Press release: Wetlands and Ramsar Sites

Press release: Wetlands and Ramsar Sites

8 November 1996

Wetlands occupy a transitional zone between areas which are permanently under water and those which are generally dry. They are remarkable for their diversity.

    Definition: in the words of the treaty, "wetlands are areas of marsh, fen, peatland or water, whether natural or artificial, permanent or temporary, with water that is static or flowing, fresh, brackish or salt, including areas of marine water the depth of which at low tide does not exceed six metres".

This definition therefore covers wetland types as varied as the peat bogs of the Jura, the tundra of Northern Europe, alluvial plains and deltas, coral reefs and mangrove swamps.
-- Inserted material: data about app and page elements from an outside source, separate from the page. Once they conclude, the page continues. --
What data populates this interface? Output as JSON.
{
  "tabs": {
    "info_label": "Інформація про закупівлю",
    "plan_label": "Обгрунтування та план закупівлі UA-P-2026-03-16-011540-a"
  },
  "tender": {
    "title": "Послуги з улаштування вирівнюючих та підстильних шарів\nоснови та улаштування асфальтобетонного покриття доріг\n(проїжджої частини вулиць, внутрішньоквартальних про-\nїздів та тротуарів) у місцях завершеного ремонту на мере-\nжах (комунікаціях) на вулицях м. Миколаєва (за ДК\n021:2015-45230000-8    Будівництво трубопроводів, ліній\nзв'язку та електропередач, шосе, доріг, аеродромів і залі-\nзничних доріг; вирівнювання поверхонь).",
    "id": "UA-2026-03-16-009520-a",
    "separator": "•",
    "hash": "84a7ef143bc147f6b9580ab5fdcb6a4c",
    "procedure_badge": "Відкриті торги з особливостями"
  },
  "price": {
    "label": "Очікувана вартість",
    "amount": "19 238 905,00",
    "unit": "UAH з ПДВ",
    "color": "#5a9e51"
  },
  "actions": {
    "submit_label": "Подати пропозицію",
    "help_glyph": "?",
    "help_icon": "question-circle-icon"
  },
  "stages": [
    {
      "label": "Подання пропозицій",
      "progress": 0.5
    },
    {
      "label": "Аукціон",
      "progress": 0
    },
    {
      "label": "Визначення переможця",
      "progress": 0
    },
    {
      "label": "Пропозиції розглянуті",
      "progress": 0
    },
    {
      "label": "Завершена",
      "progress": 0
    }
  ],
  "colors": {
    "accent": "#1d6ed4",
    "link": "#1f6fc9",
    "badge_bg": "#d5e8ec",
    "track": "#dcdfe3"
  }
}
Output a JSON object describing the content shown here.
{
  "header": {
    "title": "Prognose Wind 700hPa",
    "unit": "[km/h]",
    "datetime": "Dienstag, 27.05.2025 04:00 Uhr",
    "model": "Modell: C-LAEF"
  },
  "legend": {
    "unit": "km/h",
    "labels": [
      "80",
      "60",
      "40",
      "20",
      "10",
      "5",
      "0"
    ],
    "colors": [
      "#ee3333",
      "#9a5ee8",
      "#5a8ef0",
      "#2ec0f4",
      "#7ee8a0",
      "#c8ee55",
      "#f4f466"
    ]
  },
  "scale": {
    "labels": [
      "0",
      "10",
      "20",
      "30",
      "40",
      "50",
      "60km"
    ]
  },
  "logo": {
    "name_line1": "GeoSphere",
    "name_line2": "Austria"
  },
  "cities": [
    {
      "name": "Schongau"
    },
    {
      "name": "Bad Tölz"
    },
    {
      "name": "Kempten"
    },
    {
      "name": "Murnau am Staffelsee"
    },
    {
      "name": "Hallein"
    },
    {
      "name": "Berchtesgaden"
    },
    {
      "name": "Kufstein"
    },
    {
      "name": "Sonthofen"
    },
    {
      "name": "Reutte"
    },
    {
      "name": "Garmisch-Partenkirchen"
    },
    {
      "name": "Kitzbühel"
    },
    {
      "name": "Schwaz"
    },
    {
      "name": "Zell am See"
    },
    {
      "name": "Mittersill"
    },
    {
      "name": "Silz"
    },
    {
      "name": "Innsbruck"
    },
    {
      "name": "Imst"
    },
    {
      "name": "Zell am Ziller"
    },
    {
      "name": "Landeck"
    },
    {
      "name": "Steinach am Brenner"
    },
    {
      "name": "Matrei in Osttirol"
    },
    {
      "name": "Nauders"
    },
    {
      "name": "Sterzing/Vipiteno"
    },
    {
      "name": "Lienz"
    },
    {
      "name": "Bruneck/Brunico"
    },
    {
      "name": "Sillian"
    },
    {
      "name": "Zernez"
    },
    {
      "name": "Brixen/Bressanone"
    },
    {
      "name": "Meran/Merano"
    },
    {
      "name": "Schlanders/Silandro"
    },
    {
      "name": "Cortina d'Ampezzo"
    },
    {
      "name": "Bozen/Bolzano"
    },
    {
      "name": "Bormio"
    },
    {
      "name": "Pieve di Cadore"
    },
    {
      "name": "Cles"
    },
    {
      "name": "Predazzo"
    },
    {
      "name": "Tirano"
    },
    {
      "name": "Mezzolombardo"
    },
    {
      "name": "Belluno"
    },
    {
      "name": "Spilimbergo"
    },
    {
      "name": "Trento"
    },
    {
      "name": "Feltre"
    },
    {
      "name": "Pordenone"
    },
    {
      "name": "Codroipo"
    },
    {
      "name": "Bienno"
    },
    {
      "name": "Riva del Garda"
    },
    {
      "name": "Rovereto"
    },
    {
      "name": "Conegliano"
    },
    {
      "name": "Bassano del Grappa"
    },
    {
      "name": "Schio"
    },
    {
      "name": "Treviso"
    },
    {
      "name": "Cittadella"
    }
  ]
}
Wetlands are important for their fundamental ecological functions…. Wetlands perform vital ecological functions: regulating water regimes (water storage and maintenance of water table levels), protecting shorelines from storm damage, absorbing pollutants and sediments and maintaining the stability of local climatic conditions (precipitation and temperature regulation).
their biological diversity…. They are home to a very wide range of flora and fauna: birds, mammals, reptiles, amphibians, fish and invertebrates, as well as countless species of plants, including rice which provides basic nourishment for half of the world’s people.
and their economic, cultural and recreational value. The value of wetlands is immense when measured in terms of the economic, cultural and recreational services they provide: a clean and abundant water supply, support for fisheries, agriculture, grazing land and tourism, to mention just a few.
It is essential to conserve and restore them. Wetlands are essential to the health, well-being, and safety of people. One example: by functioning as sponges which absorb floodwater, they lessen or prevent flooding further downstream.
Ramsar Sites Member countries designate at least one site which meets the Ramsar Convention criteria for inclusion in the List of Wetlands of International Importance. They commit themselves to maintaining the ecological character of these sites. Over the years, the countries add to the List as many wetland sites as possible which satisfy the Ramsar criteria.

Well-known Ramsar sites include Kakadu National Park (Australia), The Pantanal (Brazil and Bolivia), Lake Poyang (China), The Camargue (France), Lake Nakuru (Kenya), the Danube Delta (Romania), and The Everglades (USA).

Switzerland Switzerland is often said to be the "water tower of Europe". Heavy precipitation in the Alps feeds the rivers which run in four directions: The Rhine to the North, the Ticino to the South, the Rhône to the West and the Inn (a tributary of the Danube) to the East. Switzerland is rich in water courses and other wetlands.
…in the heart of Europe This shared wealth and the geographical situation of the country in the heart of Europe demonstrates the need to cooperate with surrounding countries in all matters of conservation of these water resources (see the Rasmar Strategic Plan, Operational Objective 7.1, p.20).
…and in the world. Since 1988, in addition to its contribution to the central budget of the Convention, Switzerland has made a voluntary grant each year designed to support efforts to protect wetlands in those African countries which are situated on the great north/south migratory routes (Switzerland’s wetlands provide food and shelter for these birds during their migrations). Specifically, in 1995 Swiss financial support permitted Niger and Senegal to make inventories of their wetlands, and Togo received funding to define the boundaries of its first Ramsar site, thus assisting this country to become a Contracting Party.

Switzerland has also concluded a cooperation agreement with Bulgaria. This agreement applies to a programme concerning the biological diversity of this country, which provides, among other things, for the preparation of management plans for protected wetlands.

Swiss sites To date, Switzerland has designated eight sites for the Ramsar List:
  • Fanel Bay and Le Chablais
  • Bolle di Magadino
  • Kaltbrunner Riet
  • Klingnau artificial lake
  • Niederried artificial lake
  • Les Grangettes
  • Rade de Genève and Rhône downstream from Geneva
  • Southern shore of Lake Neuchâtel

For more information on these sites, see the List of Wetlands of International Importance and the brochure Ramsar Sites in Switzerland.